Obviously, we are also all well aware of the major adversity that Lincoln overcame, but I was surprised to find out about some of the more relatable and more personal adversity he faced.  Before becoming president, Lincoln lost eight elections, he failed in business twice, and he even had a nervous breakdown.  However, he clearly knew the Ten Magic Words, and he did not give up. One of my favorite Abraham Lincoln Adversity Story of his is quite popular (and often written incorrectly) in business and motivational blogs.  The book “Recollected Words of Abraham Lincoln” by Ed and Virginia Fehrenbacher quote it as below:

“For such an awkward fellow, I am pretty surefooted. It used to take a pretty dexterous man to throw me. I remember the evening of the day in 1858 that decided the contest for the Senate between Mr. Douglas and myself was something like this: dark, rainy, and gloomy. I had been reading the returns and had ascertained that we had lost the legislature and started to go home. The path had been worn hog-back and was slippery. My foot slipped from under me, knocking the other one out of the way, but I recovered myself and lit square, and I said to myself, “It’s a slip and not a fall.””

So whenever you start feeling bad about the adversity you face, look for a penny, and let it remind you that while your issue may feel like it’s larger than life, and impossible to overcome, there have been others who have overcome greater adversity and thrived.  On your path, there will be many times when you may slip, but it’s just a slip, not a fall. Never Give Up!

The 10 Magic Words for Overcoming Adversity

Todd Kaplan Adversity
Todd Kaplan Adversity Coach

Today, February 8th 2014, seems like a perfect day to share a little something about the worst period of my life and if you continue reading, I will tell you the reason I picked this date.

I’ve recently had several friends and business associates contact me looking for advice on some situation they’re in or some hard time they’re having.   It’s amazing how grim things can look sometimes and how it can make an otherwise motivated person feel like just giving up.  I must admit that when someone tells me they’re completely overwhelmed and they don’t see a way out, I can truly say that I understand how they feel.  But, as hard as it is to see it sometimes, I also believe that there is always a silver lining.

By overcoming the adversity I faced and by speaking extensively with others who have found themselves in similar situations, I’ve learned some valuable lessons.  By telling my story to the friends who have reached out to me recently, I’ve helped them get through their tough times, now I hope that by sharing my story publicly, I can help a few others as well.
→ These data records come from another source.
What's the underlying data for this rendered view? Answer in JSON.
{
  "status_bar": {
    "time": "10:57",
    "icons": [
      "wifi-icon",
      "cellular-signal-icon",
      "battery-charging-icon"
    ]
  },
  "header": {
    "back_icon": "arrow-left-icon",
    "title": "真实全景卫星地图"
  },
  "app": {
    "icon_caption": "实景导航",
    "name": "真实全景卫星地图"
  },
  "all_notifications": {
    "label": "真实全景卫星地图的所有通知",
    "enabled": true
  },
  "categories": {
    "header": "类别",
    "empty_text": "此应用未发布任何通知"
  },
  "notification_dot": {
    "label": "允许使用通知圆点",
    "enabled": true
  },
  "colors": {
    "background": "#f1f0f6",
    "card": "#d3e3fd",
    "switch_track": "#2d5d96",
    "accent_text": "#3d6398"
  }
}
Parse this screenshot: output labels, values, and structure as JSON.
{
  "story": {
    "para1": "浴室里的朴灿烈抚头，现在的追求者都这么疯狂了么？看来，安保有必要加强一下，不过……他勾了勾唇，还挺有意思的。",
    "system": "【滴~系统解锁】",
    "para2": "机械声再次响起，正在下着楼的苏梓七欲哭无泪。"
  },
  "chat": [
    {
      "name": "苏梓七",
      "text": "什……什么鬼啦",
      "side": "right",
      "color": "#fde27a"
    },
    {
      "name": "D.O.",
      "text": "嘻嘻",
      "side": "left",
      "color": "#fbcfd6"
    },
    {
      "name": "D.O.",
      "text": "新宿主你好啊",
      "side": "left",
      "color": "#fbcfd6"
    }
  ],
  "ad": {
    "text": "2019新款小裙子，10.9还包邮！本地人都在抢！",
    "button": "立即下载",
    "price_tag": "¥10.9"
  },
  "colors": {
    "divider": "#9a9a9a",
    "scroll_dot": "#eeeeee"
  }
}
So, what are the 10 Magic Words?

“Never give up, never give up, never Ever give up!”

I know it seems simple, but it’s powerful.  There’s another quote that I found attributed to author Robert Schuller, actor Gregory Peck, boxer Floyd Maywheather Jr. and is even a song lyric for the likes of rapper Fabolous and country star Trace Adkins: “Tough times don’t last, tough people do.”  So if you want to get through this tough time, and you want to overcome your adversity, you can’t dwell on the bad things, you need to stay focused on what needs to be done.

I seriously considered giving up, giving it all up, many times during my eight year long battle with the US Government, but I didn’t, and today February 8th, 2014 marks the four year anniversary of the day the battle with the government ended.  However, the fight is not over.  I still have to deal with the court of public opinion on an almost daily basis.  I have to battle competitors who use the case to tarnish my name.  I have to explain the case over and over again to address the concerns of business associates.  I even have to deal with things I never expected like extra time going through US Customs after an international trip.  However I will always remember the 10 magic words, and I hope that when you or someone you know is facing adversity, you will always remember those 10 magic words too.